In the last year, the NSPCC Helpline received almost 1,400 contacts about children experiencing coercive and controlling behaviour as part of domestic abuse.
The Childline service gave over 1,000 counselling sessions to children and young people experiencing domestic abuse, with 221 mentioning coercive and controlling behaviour
What’s more, their new analysis, supported by the COVID-19 support fund, shows that they received an average of 131 concerns from adults and children each month, relating to domestic abuse.
Children have been reaching out to Childline after experiencing domestic abuse and coercive control in their family. A 17-year-old girl who contacted Childline said:
“I believe my dad matches all the criteria for narcissistic behaviour and coercive control towards my mum. My dad has been controlling my mum her whole life. I don’t want my little brother and sister to grow up with what it was like for me.”
The NSPCC have stated that the government must make high-quality, specialist support available to children who have experienced domestic abuse – which includes therapeutic support services, Independent Domestic Violence and Abuse Advisors (IDVAs), helplines and counselling services.
Paddi Vint, Development and Quality Manager for the Domestic Abuse Practice Advisor Team at the NSPCC Helpline, said:
“It is worrying to know children are having to deal with coercive control, especially over the summer when they are away from teachers and other adults who often spot concerns and who they can turn to for support.
It is vital that everyone is aware of what coercive control can look like.
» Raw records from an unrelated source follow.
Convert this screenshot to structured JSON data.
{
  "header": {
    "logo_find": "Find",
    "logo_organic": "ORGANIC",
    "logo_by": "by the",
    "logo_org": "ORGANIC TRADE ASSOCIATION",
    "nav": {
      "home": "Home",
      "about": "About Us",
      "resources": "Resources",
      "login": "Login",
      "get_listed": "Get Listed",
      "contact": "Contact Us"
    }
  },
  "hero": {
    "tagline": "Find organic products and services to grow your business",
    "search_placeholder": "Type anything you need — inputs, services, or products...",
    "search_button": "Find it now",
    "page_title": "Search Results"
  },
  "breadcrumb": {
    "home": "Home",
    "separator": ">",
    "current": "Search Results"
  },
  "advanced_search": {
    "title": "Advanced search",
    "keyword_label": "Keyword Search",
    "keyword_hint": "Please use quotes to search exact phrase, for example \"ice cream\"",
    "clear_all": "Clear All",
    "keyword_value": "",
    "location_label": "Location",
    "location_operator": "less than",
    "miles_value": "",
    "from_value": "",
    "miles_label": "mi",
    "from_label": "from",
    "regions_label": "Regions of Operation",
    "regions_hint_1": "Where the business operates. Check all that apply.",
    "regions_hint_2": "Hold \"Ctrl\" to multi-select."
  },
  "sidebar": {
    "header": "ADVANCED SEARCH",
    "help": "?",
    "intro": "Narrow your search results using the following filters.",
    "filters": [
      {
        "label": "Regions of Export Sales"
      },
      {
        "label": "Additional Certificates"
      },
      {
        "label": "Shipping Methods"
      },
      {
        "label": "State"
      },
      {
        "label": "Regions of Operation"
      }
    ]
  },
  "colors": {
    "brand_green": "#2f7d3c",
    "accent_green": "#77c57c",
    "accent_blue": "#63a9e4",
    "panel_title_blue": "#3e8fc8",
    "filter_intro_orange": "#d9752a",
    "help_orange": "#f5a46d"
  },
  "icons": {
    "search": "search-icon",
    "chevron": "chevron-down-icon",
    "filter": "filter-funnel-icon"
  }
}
This will mean that more of us can spot the signs that children and young people may be experiencing it and reach out with any concerns.
We will continue to press the government to improve the support available for child victims of abuse including by increasing the supply of high quality, specialist therapeutic and mental health support within local communities across the country.”